Musings on Truth from Shivagange Hill
The Shivagange Hill (ಶಿವಗಂಗೆ ಬೆಟ್ಟ) is a rocky outcrop (around 800 m above ground level and 1300 m above sea level) in Bengaluru rural district in Karnataka, South India. These boulders have ancient volcanic origin (are at least 2.5 billion years old) and are some of the oldest geological formations in India.
We come across situations where different versions of any event or anything are narrated to us by different people. Is truth just a perceived construction of the world by human mind? Is there only one ‘version’ of truth? Here, I wish to use the Shivagange Hill as an example to dissect the problem of truth, wonder whether truth is singular or can we have multiple versions of truth. This is also my attempts to superficially understand prominent theories of truth in philosophical studies.
When viewed from a distance of a few km, the peak of Shivagange appears to us in the form of a bull from one of its faces. When viewed from another side, the hill gives us the impression of an eeshwara linga (a Hindu God). It apparently also gives the impression of an elephant and a snake from other angles and I have not personally seen the hill from all possible angles. Of course, it may appear as other things to people of other faiths or non-faith. There is the correspondence theory of truth, which says that a belief or a notion is true if and only if it corresponds to an existing appropriate entity, i.e., a fact. If there is no such entity, the belief is false. If truth has a corresponding fact, then our perception of a bull or a linga in Shivagange hill must be corroborated with the fact of a large rocky statue of a bull or an elephant. But, any such impression of things that are familiar to us, vanish when we get closer to the hill and if we climb the hill, we will notice that the rocks are just rocks. Does that mean our perception of a bull (nandi) or of a linga from a distance are false or untruths? What about the views from directions other than these four, from where the hill in all likeliness looks merely like a pile of boulders?

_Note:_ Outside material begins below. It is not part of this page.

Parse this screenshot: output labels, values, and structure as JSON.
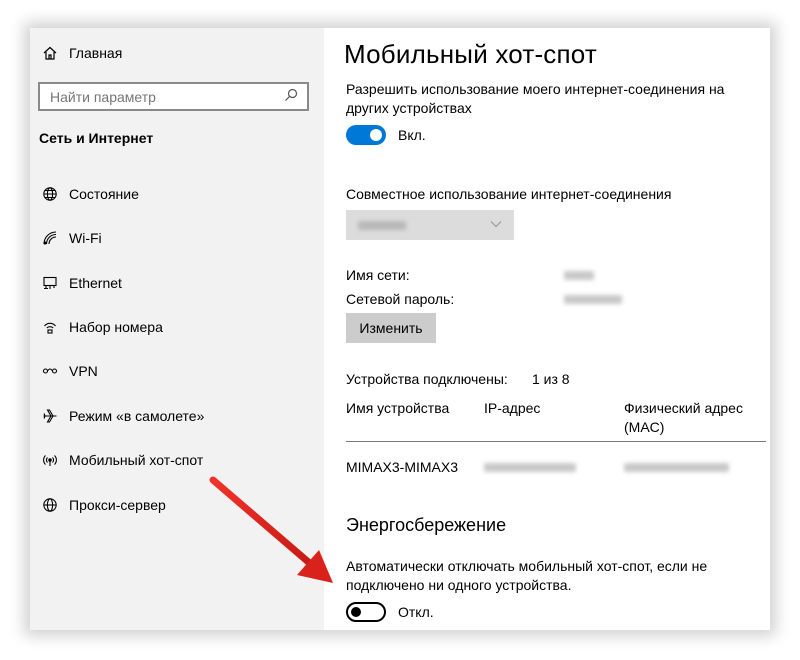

The only fact that is probably verifiable about the Shivagange hill will be that a pile of boulders exists at such and such geographical coordinates and if we go there, we may find it. So, the hill does exist and it is true that the hill exists. But whether our notions of a nandi, or a shivalinga from a distance are true or not true are not as easy to address. Some semanticists and redundancy theorists will find fault with the term ‘true’ itself since the usage of the word ‘true’ does not add anything to our perception of the hill’s existence. But, the word ‘true’ has some weight and it gains importance when we use it in more complex collection of statements about this hill.
The process of getting to the ‘truth’ is more or less formulaic if you are in the field of science. It is like watching a hill from a distance, then making one’s way towards it and finally climbing it. Someone holds a belief that has some tangible evidence based on some observations. In other words, he sees the hill of Shivagange from a distance and sees objects that he is familiar with. He will go there to verify his belief. To do that, he will have to conduct some measurements and experiments. In some cases, more experiments, and even more experiments are needed under different conditions. Any opinion or hypothesis gets closer to truth and can become absolute truth (a natural law in this case) when experiments are repeatable and the observations provide no exceptions (assuming theorising and experimenting feed off each other).
It is often assumed that truth is singular, and a scientific method helps us get there. At any given time, the most formidable and evidence based consensus on anything or non-thing is said to be the closest to the absolute truth we aspire to know. It is indeed repeatable that you or any number of people who view the Shivagange from different angles, can come to the same conclusion (i.e. the hill resembles a bull, a snake, a shivalinga among other things). If someone makes some accurate measurements of the boulders in situ, and do some spatial modeling, they may find that a random spatial distribution of rocks have given rise to impression of objects familiar to human imagination (common sense, ah!). Are such perceptions part of an incomplete truth? Are they all part of a coherent whole? Hmm.
Most of us will probably accept that our knowledge of things around us changes everyday and a small fraction of our beliefs and hypotheses, which we thought were truths, no longer remain true. Truth as an evolving and verifiable consensus at a given instance of time, constitutes the pragmatist’s theory of truth. I find that idea attractive.